> [EXERCISE OBJECTIVE]
Look for the word "root" in the data below, and copy every line that holds it.

┌────────

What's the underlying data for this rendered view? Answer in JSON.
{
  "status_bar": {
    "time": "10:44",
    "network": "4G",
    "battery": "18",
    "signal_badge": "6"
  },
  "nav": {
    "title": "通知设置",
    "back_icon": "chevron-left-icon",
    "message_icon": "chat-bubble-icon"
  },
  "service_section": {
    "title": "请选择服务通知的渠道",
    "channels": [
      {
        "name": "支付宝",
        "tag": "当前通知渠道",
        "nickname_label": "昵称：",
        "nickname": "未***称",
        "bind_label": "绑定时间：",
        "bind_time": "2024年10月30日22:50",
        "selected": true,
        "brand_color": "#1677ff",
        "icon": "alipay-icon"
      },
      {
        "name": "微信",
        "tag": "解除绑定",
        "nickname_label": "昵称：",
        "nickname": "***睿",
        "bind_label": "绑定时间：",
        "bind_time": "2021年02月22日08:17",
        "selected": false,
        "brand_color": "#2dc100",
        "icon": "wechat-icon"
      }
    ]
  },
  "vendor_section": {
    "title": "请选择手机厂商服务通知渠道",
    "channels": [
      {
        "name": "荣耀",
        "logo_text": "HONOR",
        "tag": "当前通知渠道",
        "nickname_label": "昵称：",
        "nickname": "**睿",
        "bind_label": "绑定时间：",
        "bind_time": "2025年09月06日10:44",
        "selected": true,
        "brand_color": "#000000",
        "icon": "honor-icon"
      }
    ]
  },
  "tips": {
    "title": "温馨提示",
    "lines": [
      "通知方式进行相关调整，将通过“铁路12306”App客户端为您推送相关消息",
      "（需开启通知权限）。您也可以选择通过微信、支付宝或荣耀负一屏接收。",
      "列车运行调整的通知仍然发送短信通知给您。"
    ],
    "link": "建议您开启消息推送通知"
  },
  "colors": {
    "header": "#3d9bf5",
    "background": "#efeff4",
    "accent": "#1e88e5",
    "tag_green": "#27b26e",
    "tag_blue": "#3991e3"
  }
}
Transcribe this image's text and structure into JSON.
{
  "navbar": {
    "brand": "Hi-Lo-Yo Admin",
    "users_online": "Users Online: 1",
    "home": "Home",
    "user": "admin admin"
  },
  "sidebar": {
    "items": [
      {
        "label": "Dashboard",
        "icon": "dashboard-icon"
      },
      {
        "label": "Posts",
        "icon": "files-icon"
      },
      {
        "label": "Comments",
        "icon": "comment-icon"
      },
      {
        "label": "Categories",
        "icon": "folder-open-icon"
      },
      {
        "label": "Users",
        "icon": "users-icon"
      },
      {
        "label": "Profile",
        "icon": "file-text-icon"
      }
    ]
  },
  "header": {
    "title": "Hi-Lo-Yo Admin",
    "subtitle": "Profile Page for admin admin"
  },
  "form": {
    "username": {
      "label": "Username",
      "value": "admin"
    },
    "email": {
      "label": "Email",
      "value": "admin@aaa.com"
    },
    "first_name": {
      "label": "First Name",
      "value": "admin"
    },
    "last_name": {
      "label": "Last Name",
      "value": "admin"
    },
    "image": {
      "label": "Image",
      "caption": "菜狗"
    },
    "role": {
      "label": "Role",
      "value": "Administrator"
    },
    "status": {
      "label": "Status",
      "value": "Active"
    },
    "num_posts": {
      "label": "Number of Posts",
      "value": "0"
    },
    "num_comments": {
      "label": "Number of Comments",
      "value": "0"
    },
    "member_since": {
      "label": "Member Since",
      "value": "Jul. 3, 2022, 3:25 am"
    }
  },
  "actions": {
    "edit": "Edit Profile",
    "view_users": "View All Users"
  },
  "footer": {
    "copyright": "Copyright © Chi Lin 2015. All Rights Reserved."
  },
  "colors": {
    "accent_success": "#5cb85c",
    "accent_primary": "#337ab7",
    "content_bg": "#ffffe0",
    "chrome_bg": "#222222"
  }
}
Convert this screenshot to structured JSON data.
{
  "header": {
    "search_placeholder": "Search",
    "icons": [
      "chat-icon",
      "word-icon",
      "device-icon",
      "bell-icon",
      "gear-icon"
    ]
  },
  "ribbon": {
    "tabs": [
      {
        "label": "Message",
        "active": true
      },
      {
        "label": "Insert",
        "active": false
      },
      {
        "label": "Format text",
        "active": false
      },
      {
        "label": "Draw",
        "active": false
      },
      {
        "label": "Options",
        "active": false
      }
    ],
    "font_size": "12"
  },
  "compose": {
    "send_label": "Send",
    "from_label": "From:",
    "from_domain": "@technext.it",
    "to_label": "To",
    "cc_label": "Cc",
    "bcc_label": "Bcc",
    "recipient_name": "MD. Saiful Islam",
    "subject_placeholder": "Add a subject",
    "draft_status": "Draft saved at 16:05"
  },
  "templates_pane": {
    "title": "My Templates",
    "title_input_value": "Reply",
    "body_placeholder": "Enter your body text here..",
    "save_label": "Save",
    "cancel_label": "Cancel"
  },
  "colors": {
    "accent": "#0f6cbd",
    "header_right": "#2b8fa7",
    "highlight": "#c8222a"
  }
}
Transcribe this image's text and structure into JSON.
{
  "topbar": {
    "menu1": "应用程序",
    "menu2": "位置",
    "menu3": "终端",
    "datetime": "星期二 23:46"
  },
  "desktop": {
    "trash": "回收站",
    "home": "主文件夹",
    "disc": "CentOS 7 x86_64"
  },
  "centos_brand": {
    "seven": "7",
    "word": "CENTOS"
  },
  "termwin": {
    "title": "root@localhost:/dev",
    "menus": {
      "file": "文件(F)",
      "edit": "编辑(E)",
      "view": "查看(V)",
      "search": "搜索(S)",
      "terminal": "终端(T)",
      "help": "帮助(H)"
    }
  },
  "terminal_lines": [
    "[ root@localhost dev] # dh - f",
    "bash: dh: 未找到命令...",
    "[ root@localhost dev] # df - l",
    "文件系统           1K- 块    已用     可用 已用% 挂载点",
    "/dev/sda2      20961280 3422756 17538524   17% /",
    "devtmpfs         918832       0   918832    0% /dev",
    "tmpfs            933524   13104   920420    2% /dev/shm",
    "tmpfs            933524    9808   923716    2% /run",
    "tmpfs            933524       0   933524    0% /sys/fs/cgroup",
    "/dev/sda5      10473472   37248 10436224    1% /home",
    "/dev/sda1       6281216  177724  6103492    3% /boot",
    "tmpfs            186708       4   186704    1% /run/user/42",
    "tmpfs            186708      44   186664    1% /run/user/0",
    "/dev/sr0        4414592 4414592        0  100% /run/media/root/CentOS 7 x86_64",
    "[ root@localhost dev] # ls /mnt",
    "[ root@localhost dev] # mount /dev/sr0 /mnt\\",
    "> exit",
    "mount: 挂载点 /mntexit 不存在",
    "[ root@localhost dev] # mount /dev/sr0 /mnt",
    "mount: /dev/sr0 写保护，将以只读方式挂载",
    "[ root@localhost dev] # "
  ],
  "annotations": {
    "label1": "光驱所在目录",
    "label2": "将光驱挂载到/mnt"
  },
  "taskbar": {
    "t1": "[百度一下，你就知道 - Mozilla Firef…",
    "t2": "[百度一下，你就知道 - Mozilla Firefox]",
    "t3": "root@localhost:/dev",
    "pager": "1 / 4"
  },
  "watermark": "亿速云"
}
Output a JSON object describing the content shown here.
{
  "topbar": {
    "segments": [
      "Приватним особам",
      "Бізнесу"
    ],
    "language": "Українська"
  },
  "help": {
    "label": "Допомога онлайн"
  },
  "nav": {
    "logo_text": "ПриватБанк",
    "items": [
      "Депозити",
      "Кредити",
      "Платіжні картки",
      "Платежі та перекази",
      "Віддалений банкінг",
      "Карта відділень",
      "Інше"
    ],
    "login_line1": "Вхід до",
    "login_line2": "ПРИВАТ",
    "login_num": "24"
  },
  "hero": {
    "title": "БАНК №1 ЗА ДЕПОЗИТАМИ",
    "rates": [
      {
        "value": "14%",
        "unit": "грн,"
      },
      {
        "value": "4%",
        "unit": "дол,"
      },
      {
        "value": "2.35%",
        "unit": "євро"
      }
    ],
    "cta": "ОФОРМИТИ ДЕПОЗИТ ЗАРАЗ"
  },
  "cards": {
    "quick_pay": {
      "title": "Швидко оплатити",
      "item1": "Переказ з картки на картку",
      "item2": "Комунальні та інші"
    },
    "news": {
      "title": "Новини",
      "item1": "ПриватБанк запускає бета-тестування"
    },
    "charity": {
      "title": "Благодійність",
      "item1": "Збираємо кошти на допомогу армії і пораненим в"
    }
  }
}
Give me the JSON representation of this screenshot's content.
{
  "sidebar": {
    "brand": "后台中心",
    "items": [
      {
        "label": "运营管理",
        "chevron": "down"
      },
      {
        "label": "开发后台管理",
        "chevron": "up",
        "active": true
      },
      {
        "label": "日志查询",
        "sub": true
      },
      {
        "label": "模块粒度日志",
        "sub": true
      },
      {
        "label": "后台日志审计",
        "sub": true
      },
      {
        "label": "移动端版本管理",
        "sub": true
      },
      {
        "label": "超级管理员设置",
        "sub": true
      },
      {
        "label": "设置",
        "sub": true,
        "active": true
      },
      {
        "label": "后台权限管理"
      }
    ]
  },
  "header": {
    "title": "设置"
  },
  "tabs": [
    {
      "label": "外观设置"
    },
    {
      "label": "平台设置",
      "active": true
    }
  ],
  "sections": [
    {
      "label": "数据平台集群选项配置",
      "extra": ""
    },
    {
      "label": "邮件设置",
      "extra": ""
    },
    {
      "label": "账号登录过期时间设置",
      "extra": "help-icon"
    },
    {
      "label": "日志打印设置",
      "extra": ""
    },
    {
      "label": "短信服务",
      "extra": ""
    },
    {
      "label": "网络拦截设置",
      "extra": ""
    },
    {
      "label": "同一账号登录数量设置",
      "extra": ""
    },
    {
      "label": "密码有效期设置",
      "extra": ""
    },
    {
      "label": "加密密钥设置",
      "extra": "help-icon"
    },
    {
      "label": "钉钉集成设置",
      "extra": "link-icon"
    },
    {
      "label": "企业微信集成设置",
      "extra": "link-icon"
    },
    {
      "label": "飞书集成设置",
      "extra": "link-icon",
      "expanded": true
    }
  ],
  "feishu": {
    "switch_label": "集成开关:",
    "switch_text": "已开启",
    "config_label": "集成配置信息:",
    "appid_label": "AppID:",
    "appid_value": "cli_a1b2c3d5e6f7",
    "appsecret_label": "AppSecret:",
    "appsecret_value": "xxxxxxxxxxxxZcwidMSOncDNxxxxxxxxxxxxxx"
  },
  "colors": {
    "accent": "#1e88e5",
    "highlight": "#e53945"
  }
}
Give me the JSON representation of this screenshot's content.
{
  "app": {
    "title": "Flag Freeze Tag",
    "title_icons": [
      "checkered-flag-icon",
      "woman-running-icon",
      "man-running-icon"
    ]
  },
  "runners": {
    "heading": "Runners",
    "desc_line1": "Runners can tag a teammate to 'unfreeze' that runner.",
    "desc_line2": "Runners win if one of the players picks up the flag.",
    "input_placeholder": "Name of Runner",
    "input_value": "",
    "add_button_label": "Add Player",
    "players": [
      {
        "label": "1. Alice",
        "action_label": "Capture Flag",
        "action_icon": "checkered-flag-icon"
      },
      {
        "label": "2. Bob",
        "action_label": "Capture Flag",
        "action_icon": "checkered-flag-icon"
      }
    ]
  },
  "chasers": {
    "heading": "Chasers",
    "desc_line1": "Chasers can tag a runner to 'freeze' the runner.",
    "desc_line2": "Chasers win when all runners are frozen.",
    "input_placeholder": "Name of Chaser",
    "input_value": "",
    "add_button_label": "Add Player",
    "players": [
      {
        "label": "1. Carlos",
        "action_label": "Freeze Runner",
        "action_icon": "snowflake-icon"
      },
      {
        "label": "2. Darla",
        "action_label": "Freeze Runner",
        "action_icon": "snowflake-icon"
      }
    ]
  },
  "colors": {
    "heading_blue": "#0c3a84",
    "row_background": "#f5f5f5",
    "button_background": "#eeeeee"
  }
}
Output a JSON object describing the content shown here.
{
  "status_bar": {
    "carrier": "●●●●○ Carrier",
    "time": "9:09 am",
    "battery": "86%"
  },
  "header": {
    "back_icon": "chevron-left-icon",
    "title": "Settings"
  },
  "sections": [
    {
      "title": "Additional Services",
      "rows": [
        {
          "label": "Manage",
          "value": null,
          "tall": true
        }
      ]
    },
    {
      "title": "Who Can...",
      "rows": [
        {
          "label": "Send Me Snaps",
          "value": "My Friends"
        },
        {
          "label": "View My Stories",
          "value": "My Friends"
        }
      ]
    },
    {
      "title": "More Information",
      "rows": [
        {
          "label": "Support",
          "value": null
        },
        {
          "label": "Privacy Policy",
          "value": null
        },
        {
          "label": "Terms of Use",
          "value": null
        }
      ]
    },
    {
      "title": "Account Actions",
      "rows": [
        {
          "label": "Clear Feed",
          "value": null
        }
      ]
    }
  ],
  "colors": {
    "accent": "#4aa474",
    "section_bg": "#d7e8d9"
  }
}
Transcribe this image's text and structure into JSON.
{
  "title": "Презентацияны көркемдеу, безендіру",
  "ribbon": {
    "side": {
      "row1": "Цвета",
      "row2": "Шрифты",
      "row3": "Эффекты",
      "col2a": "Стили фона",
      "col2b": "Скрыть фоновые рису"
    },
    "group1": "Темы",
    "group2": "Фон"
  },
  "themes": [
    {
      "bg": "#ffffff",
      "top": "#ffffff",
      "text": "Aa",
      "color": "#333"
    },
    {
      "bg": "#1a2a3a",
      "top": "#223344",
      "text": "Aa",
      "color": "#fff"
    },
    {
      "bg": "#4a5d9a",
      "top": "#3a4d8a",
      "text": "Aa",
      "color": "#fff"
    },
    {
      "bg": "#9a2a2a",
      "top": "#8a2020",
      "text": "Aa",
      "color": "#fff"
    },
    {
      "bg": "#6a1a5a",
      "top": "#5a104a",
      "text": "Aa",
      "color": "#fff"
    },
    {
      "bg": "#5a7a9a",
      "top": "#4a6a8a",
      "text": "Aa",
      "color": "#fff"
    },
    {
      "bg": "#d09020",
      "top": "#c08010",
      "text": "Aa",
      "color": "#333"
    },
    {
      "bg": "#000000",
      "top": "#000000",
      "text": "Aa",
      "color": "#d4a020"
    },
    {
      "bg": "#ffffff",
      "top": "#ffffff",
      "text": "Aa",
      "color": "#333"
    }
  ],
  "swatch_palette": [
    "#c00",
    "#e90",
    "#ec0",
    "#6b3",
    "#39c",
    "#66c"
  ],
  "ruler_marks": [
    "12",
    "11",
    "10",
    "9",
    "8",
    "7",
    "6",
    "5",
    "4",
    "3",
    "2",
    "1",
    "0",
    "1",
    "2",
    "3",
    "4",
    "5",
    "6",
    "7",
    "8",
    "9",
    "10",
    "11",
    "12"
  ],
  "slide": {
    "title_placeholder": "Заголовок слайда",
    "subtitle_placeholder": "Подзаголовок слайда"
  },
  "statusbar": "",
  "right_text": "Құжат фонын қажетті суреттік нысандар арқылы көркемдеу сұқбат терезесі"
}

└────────

> [EXPECTED OUTPUT]
    "title": "root@localhost:/dev",
    "[ root@localhost dev] # dh - f",
    "[ root@localhost dev] # df - l",
    "/dev/sr0        4414592 4414592        0  100% /run/media/root/CentOS 7 x86_64",
    "[ root@localhost dev] # ls /mnt",
    "[ root@localhost dev] # mount /dev/sr0 /mnt\\",
    "[ root@localhost dev] # mount /dev/sr0 /mnt",
    "[ root@localhost dev] # "
    "t3": "root@localhost:/dev",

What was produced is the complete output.